Stored data:
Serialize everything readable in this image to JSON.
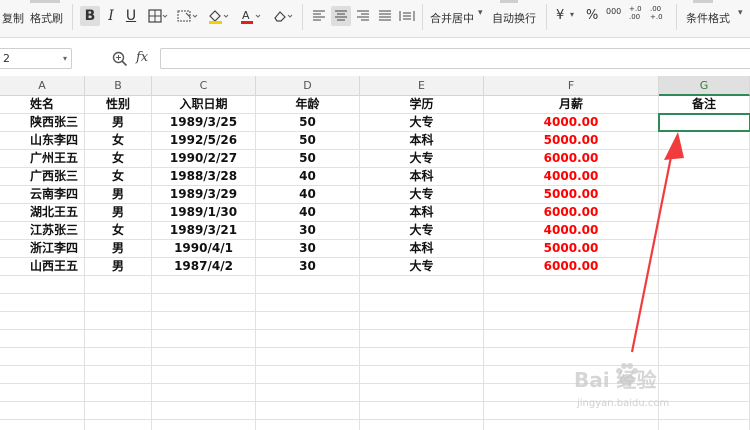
{
  "toolbar": {
    "copy_label": "复制",
    "format_painter_label": "格式刷",
    "bold": "B",
    "italic": "I",
    "underline": "U",
    "merge_center_label": "合并居中",
    "wrap_text_label": "自动换行",
    "currency_symbol": "¥",
    "percent_symbol": "%",
    "thousands_symbol": "000",
    "increase_decimal_symbol": "+.0 .00",
    "decrease_decimal_symbol": ".00 +.0",
    "conditional_format_label": "条件格式"
  },
  "formula_bar": {
    "name_box": "2",
    "fx_label": "fx",
    "formula": ""
  },
  "columns": [
    "A",
    "B",
    "C",
    "D",
    "E",
    "F",
    "G"
  ],
  "selected_column": "G",
  "header_row": [
    "姓名",
    "性别",
    "入职日期",
    "年龄",
    "学历",
    "月薪",
    "备注"
  ],
  "rows": [
    [
      "陕西张三",
      "男",
      "1989/3/25",
      "50",
      "大专",
      "4000.00",
      ""
    ],
    [
      "山东李四",
      "女",
      "1992/5/26",
      "50",
      "本科",
      "5000.00",
      ""
    ],
    [
      "广州王五",
      "女",
      "1990/2/27",
      "50",
      "大专",
      "6000.00",
      ""
    ],
    [
      "广西张三",
      "女",
      "1988/3/28",
      "40",
      "本科",
      "4000.00",
      ""
    ],
    [
      "云南李四",
      "男",
      "1989/3/29",
      "40",
      "大专",
      "5000.00",
      ""
    ],
    [
      "湖北王五",
      "男",
      "1989/1/30",
      "40",
      "本科",
      "6000.00",
      ""
    ],
    [
      "江苏张三",
      "女",
      "1989/3/21",
      "30",
      "大专",
      "4000.00",
      ""
    ],
    [
      "浙江李四",
      "男",
      "1990/4/1",
      "30",
      "本科",
      "5000.00",
      ""
    ],
    [
      "山西王五",
      "男",
      "1987/4/2",
      "30",
      "大专",
      "6000.00",
      ""
    ]
  ],
  "selected_cell": "G2",
  "colors": {
    "salary_text": "#ff0000",
    "selection": "#2e8b57",
    "arrow": "#f03c3c"
  },
  "watermark": {
    "main": "Bai 经验",
    "sub": "jingyan.baidu.com"
  }
}
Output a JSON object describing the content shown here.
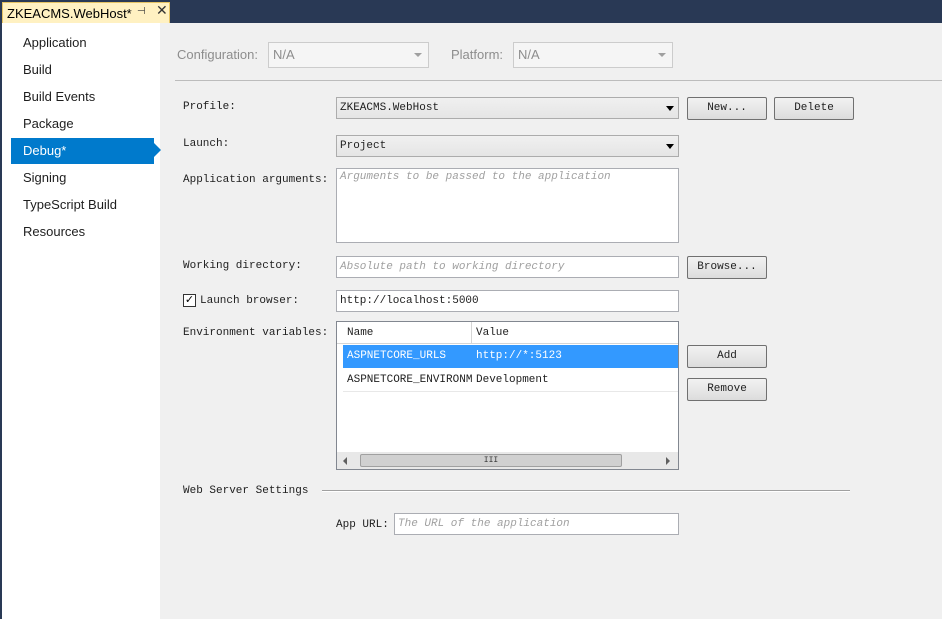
{
  "tab": {
    "title": "ZKEACMS.WebHost*",
    "pin_glyph": "⊣",
    "close_glyph": "✕"
  },
  "nav": {
    "items": [
      {
        "label": "Application"
      },
      {
        "label": "Build"
      },
      {
        "label": "Build Events"
      },
      {
        "label": "Package"
      },
      {
        "label": "Debug*",
        "active": true
      },
      {
        "label": "Signing"
      },
      {
        "label": "TypeScript Build"
      },
      {
        "label": "Resources"
      }
    ]
  },
  "config": {
    "configuration_label": "Configuration:",
    "configuration_value": "N/A",
    "platform_label": "Platform:",
    "platform_value": "N/A"
  },
  "profile": {
    "label": "Profile:",
    "value": "ZKEACMS.WebHost",
    "new_button": "New...",
    "delete_button": "Delete"
  },
  "launch": {
    "label": "Launch:",
    "value": "Project"
  },
  "app_args": {
    "label": "Application arguments:",
    "placeholder": "Arguments to be passed to the application"
  },
  "working_dir": {
    "label": "Working directory:",
    "placeholder": "Absolute path to working directory",
    "browse_button": "Browse..."
  },
  "launch_browser": {
    "label": "Launch browser:",
    "checked": true,
    "value": "http://localhost:5000"
  },
  "env": {
    "label": "Environment variables:",
    "columns": [
      "Name",
      "Value"
    ],
    "rows": [
      {
        "name": "ASPNETCORE_URLS",
        "value": "http://*:5123",
        "selected": true
      },
      {
        "name": "ASPNETCORE_ENVIRONMENT",
        "value": "Development",
        "selected": false
      }
    ],
    "add_button": "Add",
    "remove_button": "Remove",
    "scroll_thumb": "III"
  },
  "web_server": {
    "heading": "Web Server Settings",
    "app_url_label": "App URL:",
    "app_url_placeholder": "The URL of the application"
  },
  "colors": {
    "accent": "#007acc",
    "selection": "#3399ff",
    "tab_active": "#fff1c2",
    "chrome": "#293955"
  }
}
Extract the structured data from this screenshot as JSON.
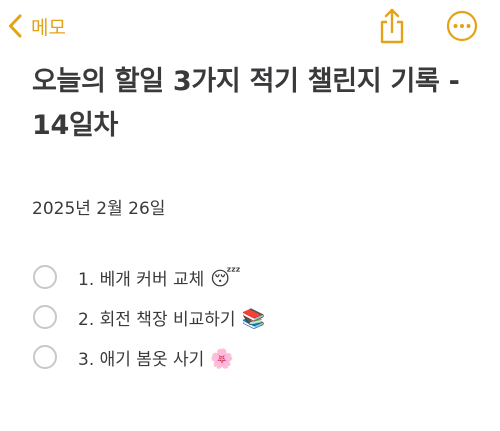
{
  "colors": {
    "accent": "#e3a318",
    "text": "#3a3a3c",
    "checkbox_border": "#c7c7cc"
  },
  "header": {
    "back_label": "메모",
    "back_icon": "chevron-left-icon",
    "share_icon": "share-icon",
    "more_icon": "ellipsis-circle-icon"
  },
  "note": {
    "title": "오늘의 할일 3가지 적기 챌린지 기록 - 14일차",
    "date": "2025년 2월 26일",
    "checklist": [
      {
        "text": "1. 베개 커버 교체",
        "emoji": "😴",
        "checked": false
      },
      {
        "text": "2. 회전 책장 비교하기",
        "emoji": "📚",
        "checked": false
      },
      {
        "text": "3. 애기 봄옷 사기",
        "emoji": "🌸",
        "checked": false
      }
    ]
  }
}
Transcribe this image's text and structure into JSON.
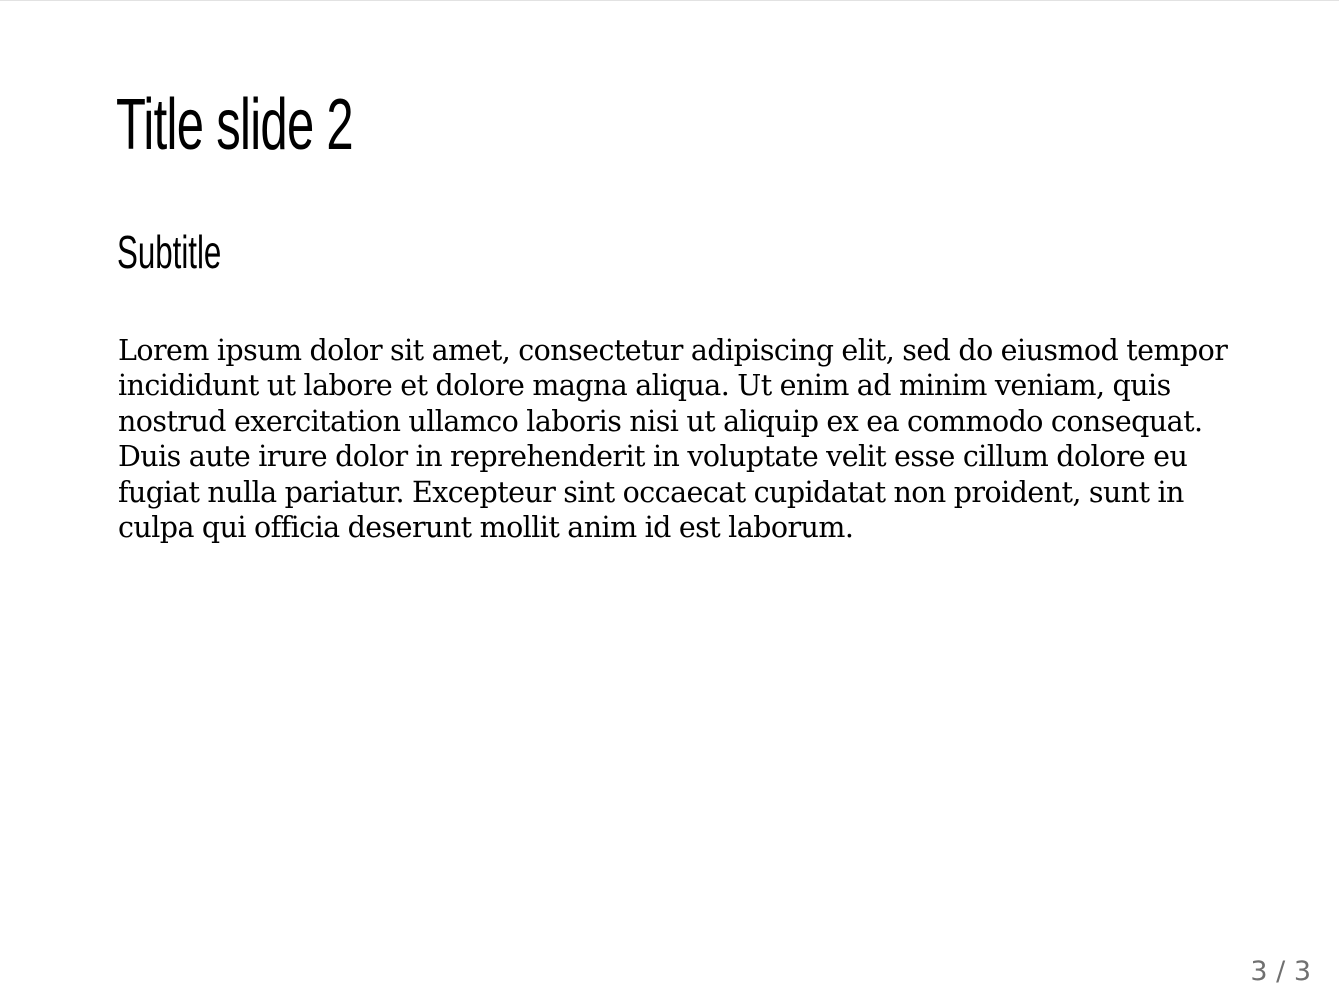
{
  "slide": {
    "title": "Title slide 2",
    "subtitle": "Subtitle",
    "body": "Lorem ipsum dolor sit amet, consectetur adipiscing elit, sed do eiusmod tempor incididunt ut labore et dolore magna aliqua. Ut enim ad minim veniam, quis nostrud exercitation ullamco laboris nisi ut aliquip ex ea commodo consequat. Duis aute irure dolor in reprehenderit in voluptate velit esse cillum dolore eu fugiat nulla pariatur. Excepteur sint occaecat cupidatat non proident, sunt in culpa qui officia deserunt mollit anim id est laborum."
  },
  "pager": {
    "label": "3 / 3",
    "current": 3,
    "total": 3
  },
  "colors": {
    "background": "#ffffff",
    "text": "#000000",
    "page_number": "#707070"
  }
}
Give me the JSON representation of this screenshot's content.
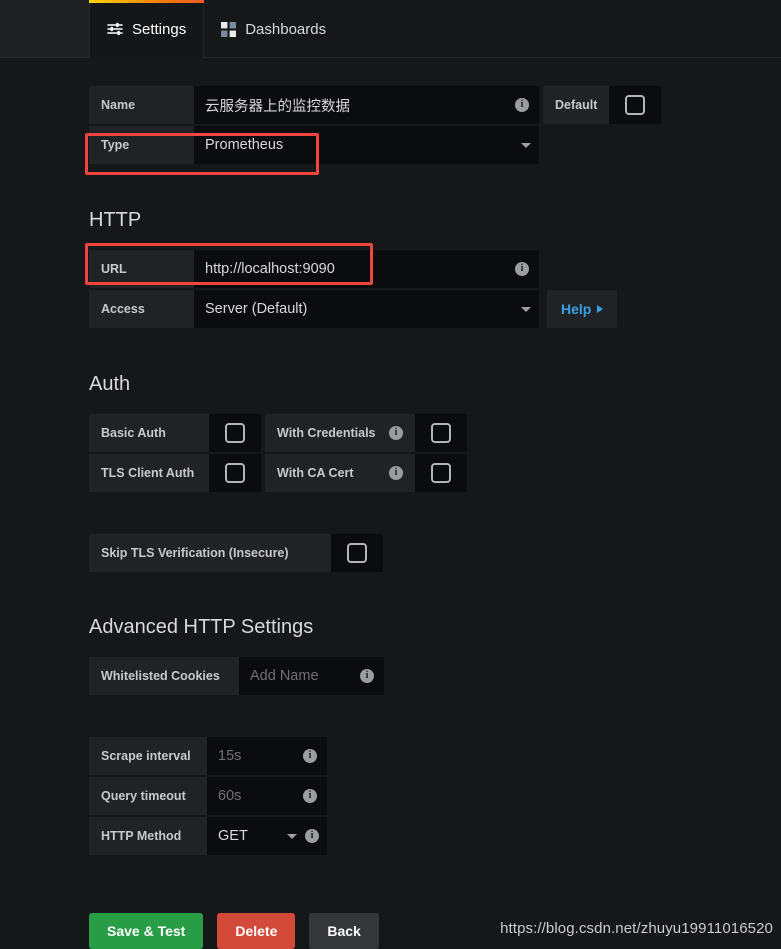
{
  "tabs": [
    {
      "label": "Settings",
      "icon": "sliders-icon",
      "active": true
    },
    {
      "label": "Dashboards",
      "icon": "grid-icon",
      "active": false
    }
  ],
  "basic": {
    "name_label": "Name",
    "name_value": "云服务器上的监控数据",
    "default_label": "Default",
    "default_checked": false,
    "type_label": "Type",
    "type_value": "Prometheus"
  },
  "http": {
    "title": "HTTP",
    "url_label": "URL",
    "url_value": "http://localhost:9090",
    "access_label": "Access",
    "access_value": "Server (Default)",
    "help_label": "Help"
  },
  "auth": {
    "title": "Auth",
    "basic_auth_label": "Basic Auth",
    "with_credentials_label": "With Credentials",
    "tls_client_auth_label": "TLS Client Auth",
    "with_ca_cert_label": "With CA Cert",
    "skip_tls_label": "Skip TLS Verification (Insecure)"
  },
  "advanced": {
    "title": "Advanced HTTP Settings",
    "cookies_label": "Whitelisted Cookies",
    "cookies_placeholder": "Add Name",
    "scrape_interval_label": "Scrape interval",
    "scrape_interval_placeholder": "15s",
    "query_timeout_label": "Query timeout",
    "query_timeout_placeholder": "60s",
    "http_method_label": "HTTP Method",
    "http_method_value": "GET"
  },
  "footer": {
    "save_label": "Save & Test",
    "delete_label": "Delete",
    "back_label": "Back",
    "watermark": "https://blog.csdn.net/zhuyu19911016520"
  },
  "colors": {
    "accent_red": "#f0443e",
    "save_green": "#299c46",
    "delete_red": "#d44a3a",
    "link_blue": "#33a2e5",
    "tab_gradient_start": "#ffd500",
    "tab_gradient_end": "#f05a28"
  }
}
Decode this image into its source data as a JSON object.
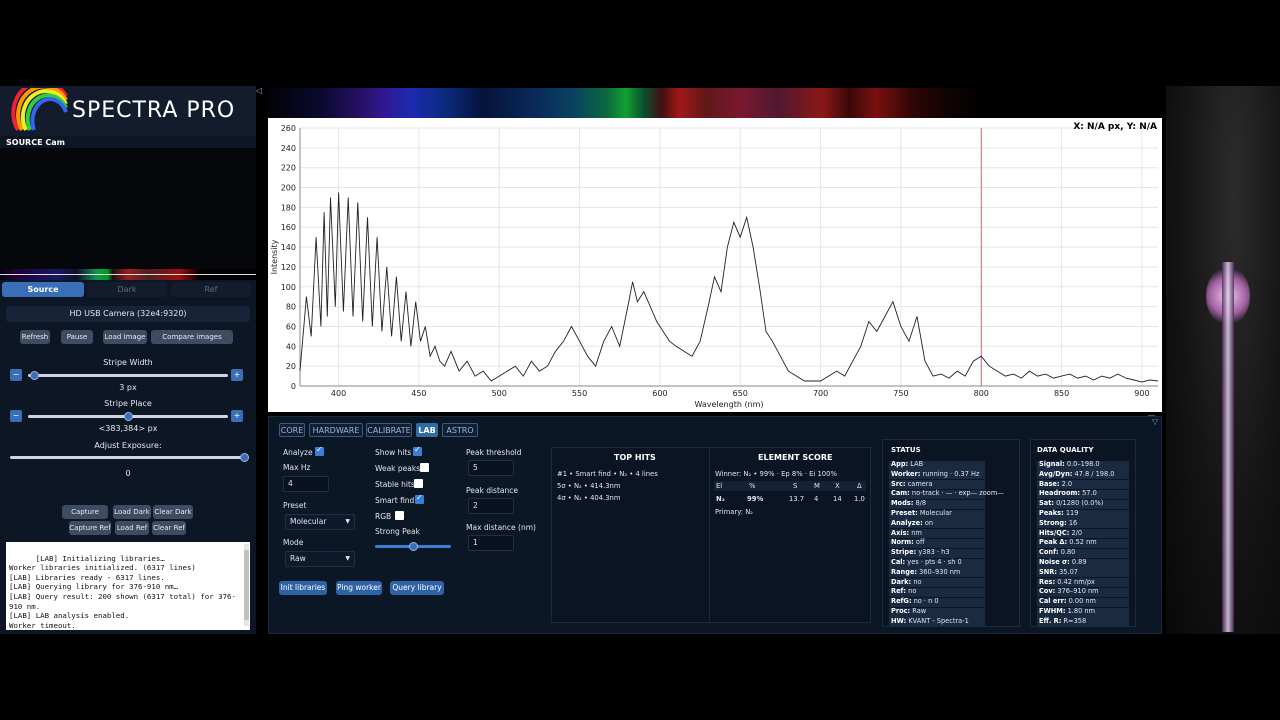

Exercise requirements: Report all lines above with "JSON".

Task answer:
Serialize everything readable in this image to JSON.
Output a JSON object describing the content shown here.
Extract the structured data from this screenshot as JSON.
Transcribe this image's text and structure into JSON.
Give me the JSON representation of this screenshot's content.
Decode this image into its source data as a JSON object.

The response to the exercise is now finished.